3.     Investigate the legitimacy of the cryptocurrency company

In 2017, The United States’ Securities and Exchange Commission’s new cyber unit filed charges against a Quebec cryptocurrency company—the first charges they have ever laid— for scamming backers out of their investments.

Ensure you examine the credential of the company and its team who are offering the currency or asset. There can be varying degrees of legitimacy to companies or teams and fraud has occurred in the past where representatives from companies are not who they say they are.

4.     Know that crypto-assets or currencies are volatile

Simply put, what goes up can also go down. Bitcoin reached its highest value in December of 2017. The currency was initially trading as if it were a penny stock, then surged to over $19,000 USD in 2017 and shortly after dropped to one third of that price in January. It has also had many other ups and downs in its history. Like other commodities, purchasers need to consider the volatility of cryptocurrencies and be prepared to deal with both its rises and falls.

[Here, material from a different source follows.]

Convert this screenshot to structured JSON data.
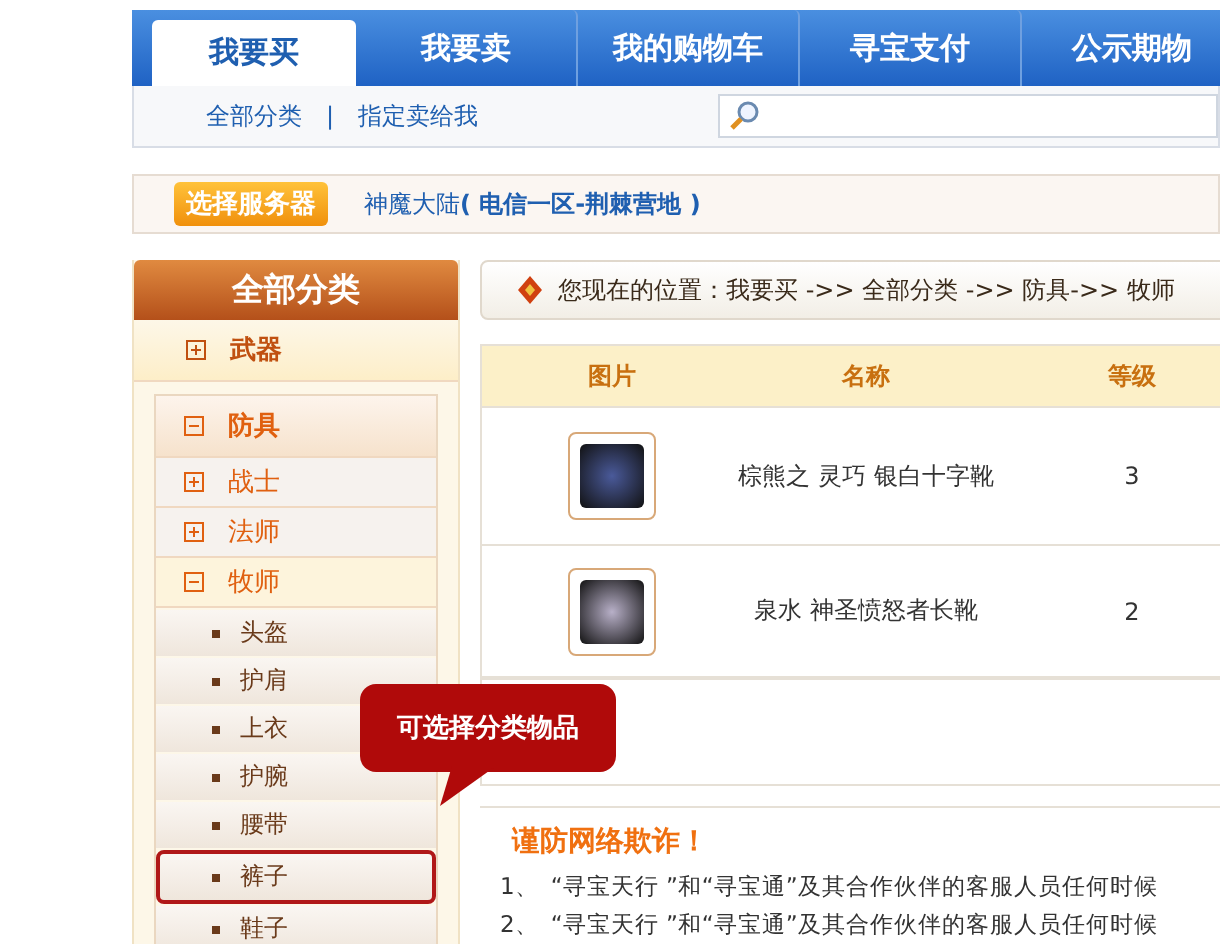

5.     Understand the laws that are in place to protect you

There are consumer protection laws at the federal level and in different provinces in Canada. Investors or buyers of cryptocurrencies or crypto-assets should look into these laws that could apply to their purchase if they run into any issues.

6.     Be able to recognize the warning signs of fraud

From pressure tactics to “exclusive” offerings, there are warning signs that a purchaser should know about before they invest in or purchase a cryptocurrency or crypto-asset. The B.C. Securities Commission goes into detail on what those warning signs of fraud may look like, as well as other investment tips.

This article is based off of the podcast episode “The Wild West of Blockchain”, part of Navigator’s “Banking on Blockchain” series. If you want to hear the whole podcast in its entirety, you can listen in here.

“The above material references an opinion designed to enhance public understanding on the investment in crypto currencies and the issues that affect it. This material is intended to provide general information only and is not intended to provide investment advice, legal advice or tax advice, or to answer specific questions about your investments.  You should consult your own duly licences professional advisors if you require such advice or answers. While every effort has been taken to ensure the accuracy of this material the accuracy or completeness of the material cannot be guaranteed. Any information or materials which are provided or maintained by a third party such as linked sites which may be accessed throughout this material are provided “as is” and are not subject to any guarantee as to accuracy, completeness or currency. Any liability for losses or damages, whether direct, indirect, specific or consequential incurred by any user of this material and whether by contract, negligence or otherwise is specifically disclaimed."